What to say, when addressing victims of one of the most harrowing instances of man’s inhumanity to man? High Representative of the European Union for Foreign Affairs and Security, Josep Borrell, would only trust his heart to do the talking.
In Rwanda, for the just concluded, two day 2nd African Union, European Union Ministerial meeting, Borrell made an unscheduled visit to Bugesera District, to the Swedish funded Interpeace, a project that works to support traumatised communities.
Beginning his remarks, with a valiant, creditable effort at speaking Kinyarwanda, he turned to the young woman who held an umbrella over his head, to shield him from the scorching sun, saying to her that he preferred to speak, feeling the Rwandan sun on his face. No one it seemed, was more surprised than him, when clearly understanding him, she smiled, and took the umbrella down. His Kinyarwanda was not so bad after all.
In more sombre mood, he addressed himself to the subject that had necessitated the establishment of the Interpeace project, the genocide against Tutsi.
His visit to Bugesera, he explained, had not been planned, and accordingly, rather than a presentation he had prepared with his staff, he would instead, “talk with my heart.”
What they were doing, he told his audience, which included genocide survivors, was beyond the animal nature of the human being.
“Let me tell you that what you are doing is something extraordinary. It demands a lot of courage to talk to the ones who kill your children and forgive them.”
In what may have been an inadvertent rebuke to the seemingly growing numbers of genocide deniers, both in and outside Rwanda, he questioned the notion that forgiving, meant forgetting.
“I am not a Bishop. I am not a priest. I am not a specialist in forgiving. I am a politician, and politicians work to try to help people live together, in peace and prosperity. And for that, you have to remember what happened, because people who do not keep memory, are condemned to repeat the same mistakes.”
Given Europe’s own violent history, he said, he did not feel that as a European, he was in any position to instruct his listeners. As Europeans, he told his audience, “We committed the worst genocide in our history. We reduced 30million black people to slavery. We killed each other for Centuries, because you were Catholic, because you were Protestant, because you were from that side of the mountain, or that side of the river…”

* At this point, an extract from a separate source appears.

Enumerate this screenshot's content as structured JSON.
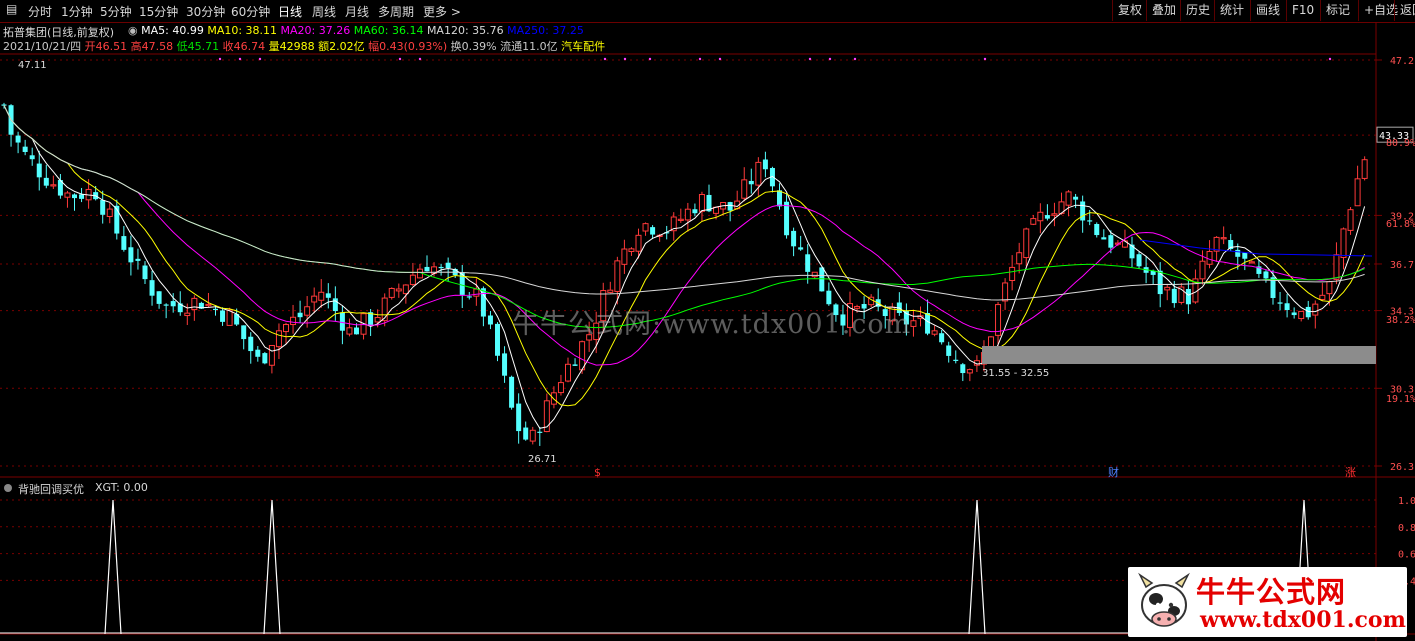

But Europe did provide some lessons, “because we also decided to stop fighting and create a unity based on reconciliation, and this reconciliation is also based on memory. We want to build a better future, because we remember how awful the past was.”
He wanted to recognise the contribution Sweden was making, by funding an organisation, like Interspace, he said.
“And I want to thank this Interspace organisation. I want to thank the Swedish government for the efforts, and resources they are devoting to this process. But most of all, I want to thank all of you, who are giving an extraordinary lesson of humanity, because to forgive such atrocities, must be very difficult.”
As a national politician in his native Spain, Borrell was one of the leaders who worked for the restoration of Democratic government in Spain, following a bitter civil war, 1936 – 1939, that was followed by the 36 year fascist rule of General Franco Bahamonde. Now the 74 old Borrell, recalled how, many in Spain still harbour the grievances of that period.
“I come from a country, Spain, which suffered an awful civil war, many years ago, and people still look at each other, thinking of the past, and blaming each other for what happened. But we cannot build a future by blaming each other for what happened in the past.”
“At a certain a moment, massacres have to finish. At a certain moment, humanity has to win the battle against the devil. Against the devil that all of us have in our soul. The devil that makes people kill their neighbour.”
Rwanda had witnessed and suffered all that greatly, he told his audience. The wounds are still there, how could they not be, he said.
“I know that hundreds of thousands of people in Rwanda are still traumatised…how could it be otherwise?”
And yet, this has to be overcome, he said, “and the only way of overcoming it, is the way you are doing it. This requires incredible human courage. I know from personal experience how difficult it is to forgive.”
“So, here in Bugesera District, where the worst atrocities were committed…and where they need to heal the wounds of trauma, perhaps more than in other places in Rwanda. This gathering is the most extraordinary human experience that I have ever lived.”
“Believe me, I am not saying that to get your applause” he pleaded with his audience, needlessly, since by now, they were as moved as he was, “I am saying it, because that is how I am feeling. In my country, such a thing never happened, and for years, we kept the wounds open, the hate one for the other for what they did.”
He called upon his audience to continue what they were doing.
“So, I can only encourage you to continue this way. I can only encourage you to continue to build peace, starting with the neighbour, the one with whom you share a common history of cruelty and pain. But nevertheless, it is with them that you have to build your future, the future of the young people from this beautiful land.”
And from an audience which, judging by the rapt attention with which they were listening to him, had already taken him to their own hearts, he asked for forgiveness, in the name of an international community, that looked the other way, at a time of their greatest need.
“And me too, I have to ask forgiveness, because the International Community was not able or prevent, or avoid this tragedy. We are also guilty. You can be guilty by action, or you can be guilty by non action….So, forgive us also.